You really are handcuffed as a local radio station. You pay royalties for the music, but you can’t let the music go on your Facebook Live feed. It all adds up to we couldn’t stream the music last night. I got a couple nasty texts from some of my buddies, but other than that, people understand, I guess.
What we’re doing now, the three marketeers and I, is we’re making the new website that will host the TV station. This is a lot more work than I would have ever dreamed. You have to input pictures and bios about every host of every show. This doesn’t sound like much when you think about just WJOB hosts. But remember that dozens of groups pay to broadcast using WJOB. These people deserve a picture and bio and a show page also. This is a lot of web development to do on hot summer days in July. We’re doing it, begrudgingly.
On the technical side, I developed this live streaming system that is a bit more complex than it probably should be. It involves two V4EX Roland mixers, the Rushworks system, Wirecast, several cameras and HDMI cables, two Viltrox VX-18 tripods, and a whole lot more. It costs a lot to buy and install. So I hope this TV thing works or I’ll be like Lucy and have some splainin to do.
For now, it’s the 4thof July in the Midwest. Fireworks all over the place last night on the 3rd. And there will be barbecues all over the place today on the 4th. At some point today, Alexis and I will go to Maria and Timmy Peters’ house. They have a really nice pool and nephew Jack will at least once get in trouble for fighting with someone under the diving board. The one thing I have to watch out for is this thing called “Macha.”
Maria is from Argentina. She speaks with an accent and works at the embassy in Chicago. She is also a connoisseur of this tea that everyone in Argentina drinks. It’s a ritual that is as unsanitary as it is traditional. You sit around a table and drink from the same straw that everyone else does. It’s like in Berkeley when you pass around the peace pipe.

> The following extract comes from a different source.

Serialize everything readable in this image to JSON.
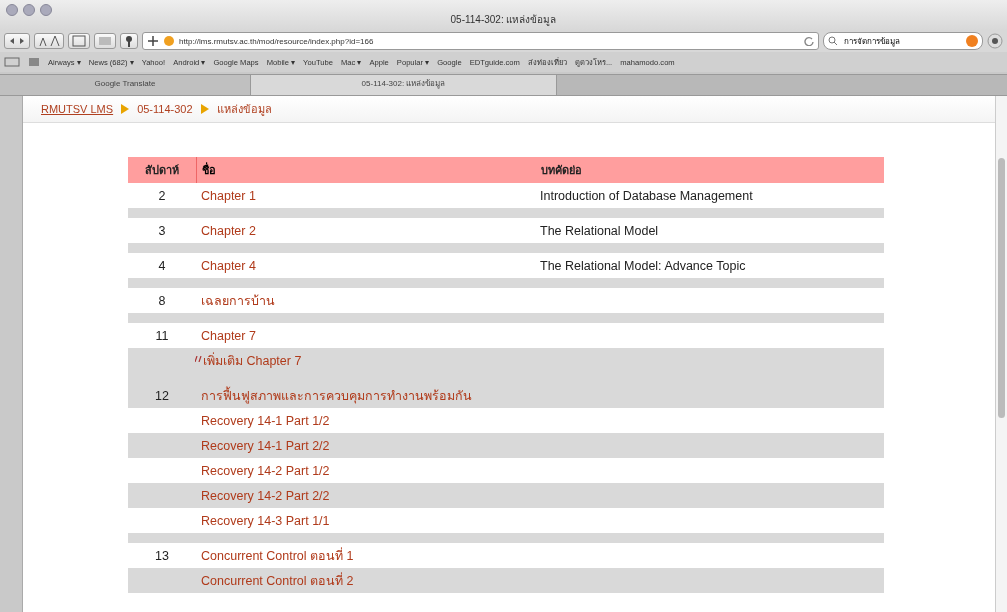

In the water is this tea they call “Macha.” Maria or her siblings bring it from the mountains of Argentina every time they go back there. I have sat several times passing around the peace pipe… er, passing around the Macha… and every time I am convinced that there is some sort of psychedelic drug in there.
One time, I sat around the table drinking this with all of the Argentinians – no other Americans would chance it – and when Alexis and I came home, I cleaned the whole garage. A couple hours later, I was still flying, so I sat down and wrote a short story about a guy who gets his fist stuck in a lampshade and has to walk around like that for the rest of his life.
After that, I tried to watch TV, but I kept hearing an echo to the words that the newscaster was spitting out. He said the words. I heard them. Then it was if he said them again. It was the Macha, I’m telling you. It’ll make you clean your garage and it can lead you crevices of creativity that you didn’t know existed, but when you’re just trying to watch the news, it’s kind of annoying.
No radio for me today. Golf this morning then several barbecues around town. I am the local radio guy.